Putin’s anti-Western bluster lasted for almost half an hour before moving on to the announcement of economic deregulation: a promise not to increase taxes for four years, as well as to decrease inspections of businesses and make them more transparent. In an apparent attempt to reverse capital flight, Putin offered a “full amnesty for repatriated capital,” promising to accept any money without questioning its origin. According to Peskov, “This is a very rare, but very good possibility to legalize illegal capital; those who do not take it will be punished” (Interfax, December 4). Putin also promised to make Vladivostok, Sevastopol and other Crimean ports free ports (porto franco).
It seems as if different parts of Putin’s address may have been prepared by different departments or advisors: Limited deregulation proposals were balanced by the announcement of more regulations. Putin declared the creation of an all-Russia central authority on building and another one for procurement. Moreover, he equated alleged misappropriation of defense procurement allocations to terrorism sponsorship and demanded that Russia’s formidable law enforcement apparatus control all levels of defense spending (kremlin.ru, December 4).

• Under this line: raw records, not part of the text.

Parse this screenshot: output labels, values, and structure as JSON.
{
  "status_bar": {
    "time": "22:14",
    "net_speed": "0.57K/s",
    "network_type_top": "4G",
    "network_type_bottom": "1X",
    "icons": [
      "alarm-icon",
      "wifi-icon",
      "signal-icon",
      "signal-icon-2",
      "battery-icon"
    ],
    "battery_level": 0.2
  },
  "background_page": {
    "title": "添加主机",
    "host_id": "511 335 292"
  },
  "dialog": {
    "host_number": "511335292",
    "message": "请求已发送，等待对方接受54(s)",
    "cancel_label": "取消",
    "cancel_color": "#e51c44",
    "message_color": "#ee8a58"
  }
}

Despite previous rhetoric about “freedom to do business,” Putin did not announce any intent to dismantle or seriously reform the elaborate state law enforcement and security apparatus that enriches itself through rent seeking and is the backbone of endemic corruption. Furthermore, Putin’s demands for economic growth and to turn “savings into investments”—up to an annual investment level of 25 percent of GNP and “wise import-replacement”—sounded more like wishful thinking in present-day Russia. Putin attributed the falling ruble to the activity of “speculators,” saying that “we know who these speculators are” and threatened that it is “time to clamp down.” In addition, Putin demanded strict regulation of spending by state-controlled corporations by creating special control centers or “internal exchequers” (Rossiyskaya Gazeta, December 4). Apparently, after creating numerous state-controlled corporations by nationalizing practically any major profit-generating company in Russia, Putin has discovered that these state corporations are wasteful and now demands the creation of special additional “internal exchequers” to control the waste.
Putin’s Russia has become a despotic, police-run, corrupt bureaucracy. The annexation of Crimea and the intervention in Ukraine put this unruly structure into a stress situation that it is poorly equipped to manage. The Russian president’s assumption that Western sanctions were coming anyway is clearly an attempt to dodge the blame for the high-risk Crimea/Ukraine endeavor, which has destabilized the system. And lacking any “big pill” to cure Russia’s ills, he ended his address by calling for national unity in the face of a presumed universal, anti-Russian conspiracy.